William Gilbert Gaul (1855-1919) was a late nineteenth and twentieth-century American painter of military subjects, western and genre scenes. Born in New Jersey, Gaul studied in New York at the National Academy of Design and the Art Students League. He made his first journey to the West in 1876, and served as a special agent in 1890 for the eleventh census among the American Indians in North Dakota. Like Remington, Gaul's illustrations could be widely seen in such publications as Century Magazine or Harper's Weekly.

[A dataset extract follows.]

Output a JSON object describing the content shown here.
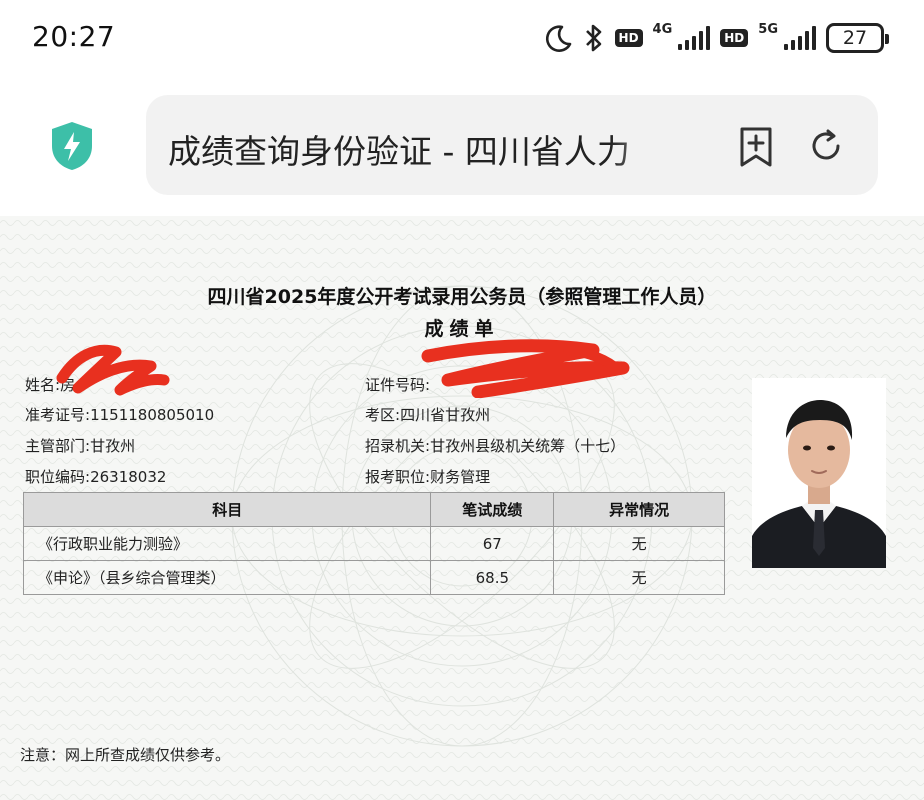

In 1879, Gaul was elected as an associate of the National Academy. In 1882, at the age of 27, he became the youngest artist awarded full membership to the National Academy as Academician (N.A.), a status of high honor and prestige. In this letter to Remington, Gaul expresses his admiration of the artist's work, and his frustration (one shared by Remington) in Remington's not having received similar recognition by the National Academy. "I looked for your name in the lists of those elected to Academitianship [sic] but did not find in. I have voted for you every year and don't understand why you are not in..."

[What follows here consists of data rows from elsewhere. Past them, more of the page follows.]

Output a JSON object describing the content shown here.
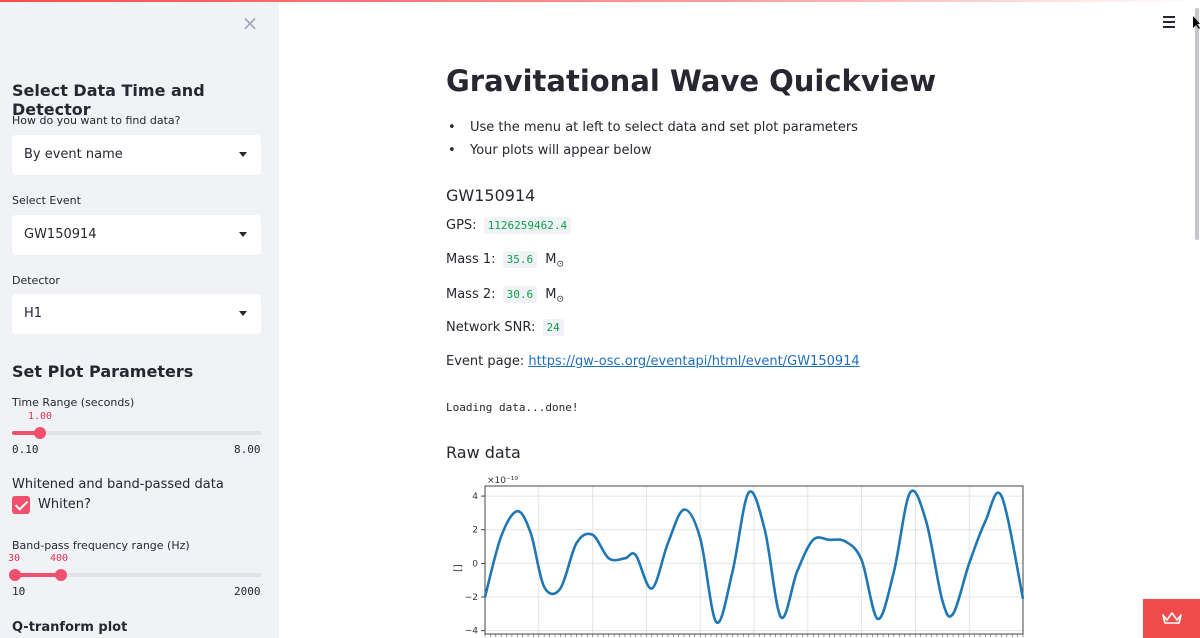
{
  "sidebar": {
    "close_label": "×",
    "section1_title": "Select Data Time and Detector",
    "find_label": "How do you want to find data?",
    "find_value": "By event name",
    "event_label": "Select Event",
    "event_value": "GW150914",
    "detector_label": "Detector",
    "detector_value": "H1",
    "section2_title": "Set Plot Parameters",
    "time_range": {
      "label": "Time Range (seconds)",
      "value": "1.00",
      "min": "0.10",
      "max": "8.00",
      "fraction": 0.114
    },
    "whiten_title": "Whitened and band-passed data",
    "whiten_label": "Whiten?",
    "whiten_checked": true,
    "bandpass": {
      "label": "Band-pass frequency range (Hz)",
      "low": "30",
      "high": "400",
      "min": "10",
      "max": "2000",
      "low_fraction": 0.01,
      "high_fraction": 0.196
    },
    "qtransform_title": "Q-tranform plot"
  },
  "main": {
    "title": "Gravitational Wave Quickview",
    "bullets": [
      "Use the menu at left to select data and set plot parameters",
      "Your plots will appear below"
    ],
    "event_title": "GW150914",
    "gps_label": "GPS:",
    "gps_value": "1126259462.4",
    "mass1_label": "Mass 1:",
    "mass1_value": "35.6",
    "mass2_label": "Mass 2:",
    "mass2_value": "30.6",
    "mass_unit": "M",
    "mass_unit_sub": "⊙",
    "snr_label": "Network SNR:",
    "snr_value": "24",
    "event_page_label": "Event page:",
    "event_page_link": "https://gw-osc.org/eventapi/html/event/GW150914",
    "loading": "Loading data...done!",
    "raw_title": "Raw data"
  },
  "colors": {
    "accent": "#f0506e",
    "sidebar_bg": "#f0f2f6",
    "code_green": "#09a349",
    "link": "#1f6fbf",
    "series": "#1f77b4",
    "badge": "#f04b4b"
  },
  "icons": {
    "close": "close-icon",
    "menu": "hamburger-menu-icon",
    "badge": "crown-icon",
    "select": "chevron-down-icon"
  },
  "chart_data": {
    "type": "line",
    "title": "",
    "xlabel": "",
    "ylabel": "[]",
    "offset_label": "×10⁻¹⁹",
    "yticks": [
      "4",
      "2",
      "0",
      "−2",
      "−4"
    ],
    "ylim": [
      -4.2,
      4.6
    ],
    "xlim": [
      0,
      1
    ],
    "grid": true,
    "series": [
      {
        "x": [
          0,
          0.03,
          0.06,
          0.085,
          0.11,
          0.14,
          0.17,
          0.2,
          0.23,
          0.26,
          0.28,
          0.31,
          0.34,
          0.37,
          0.4,
          0.43,
          0.46,
          0.49,
          0.52,
          0.55,
          0.58,
          0.61,
          0.64,
          0.67,
          0.7,
          0.73,
          0.76,
          0.79,
          0.82,
          0.85,
          0.87,
          0.9,
          0.93,
          0.96,
          1.0
        ],
        "y": [
          -2.0,
          1.6,
          3.1,
          1.8,
          -1.4,
          -1.5,
          1.2,
          1.7,
          0.3,
          0.3,
          0.5,
          -1.5,
          1.2,
          3.2,
          1.5,
          -3.5,
          -0.5,
          4.2,
          2.0,
          -3.2,
          -0.5,
          1.4,
          1.4,
          1.3,
          0.2,
          -3.3,
          -0.5,
          4.2,
          2.5,
          -2.2,
          -3.0,
          0,
          2.5,
          4.0,
          -2.1
        ]
      }
    ]
  }
}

Born in Jersey City, New Jersey on March 31, 1855, William Gilbert Gaul was best known for his military scenes, drawing inspiration from the Revolutionary War, Civil War, Spanish-American War, and even World War I. Although he originally intended to pursue a career in the military, ill health prevented Gaul from entering the Navy.
With an interest and skill for art, Gaul moved to New York City at the young age of 17, where he enrolled in the National Academy of Design. His studies there emphasized realism and genre painting. His training at the academy and his instructors’ influence remained with him throughout his career as evidenced in his art. Later, Gaul joined the Art Students League of New York after its founding in 1875.
The year 1876 marks the artist’s first journey to the West. Unfortunately, no known sketches or written records have survived. However, in an 1898 interview, Gaul recounts an incident he encountered with an Indian Chief, Yellow Wolf, whom he had met in a Sioux Camp three weeks before the Battle of Little Big Horn.
Upon his return to New York, Gaul began painting military and Western scenes, for which he received much public acclaim. The artist painted sympathetically towards his subjects. Rather than focus on violence and carnage, his Civil War series revealed the artist’s concern with universal suffering, showing soldiers as human beings with heart who engaged with each other off the battlefield.
In 1877, Gaul was one of the younger men to gain entry into the spring exhibit of the National Academy of Design. At the age of 27, he became the youngest artist awarded full membership to the National Academy as Academician (N.A.), a status of high honor and prestige. Through his many accolades, including medals at both the Paris Exposition (1889) and Chicago and Columbian Exposition (1893), Gaul fashioned a reputation as a leading figure painter in the U.S., and preeminent in the field of military painters.
After the death of his uncle, the artist inherited a small farm in Tennessee, the birthplace of his mother. In order to possess the property, the will stipulated that Gilbert had to live on the land for at least four years, forcing the artist to leave his home in New York in 1881, where he had become well-established in the city’s art circles. Throughout his career, the artist continued to visit Tennessee, maintaining a cabin and studio on the farm, where he painted some of his greatest pictures of the local landscape and people.
Like another artist represented in the Sid Richardson Collection - Peter Moran - Gaul served as a special agent for the 1890 census of Indians in the United States, observing the Standing Rock and Cheyenne River Reservations in North Dakota. During his visit, Gaul painted from life a portrait of Sitting Bull, completed just months before the chieftain’s death. After the trip, Gaul traveled to South America, documenting scenes and events he encountered in Mexico, West Indies, Panama, and Nicaragua.
For at least a decade or more, magazines looked to Gaul to use his work both to illustrate articles and serve as frontispieces, with many depicting military subjects, but included genre and western scenes, as well. Unfortunately, over time, collectors became increasingly attracted to the other artists and movements. After a period of much success, by 1904, the artist began to struggle financially from which he would never recover, forcing him to give up his New York studio. Working from a studio in Nashville, Gaul continued to illustrate novels, though profits were limited. Likewise, his paintings were not selling well, and most of his late works remained unsold by his death from tuberculosis on December 23, 1919.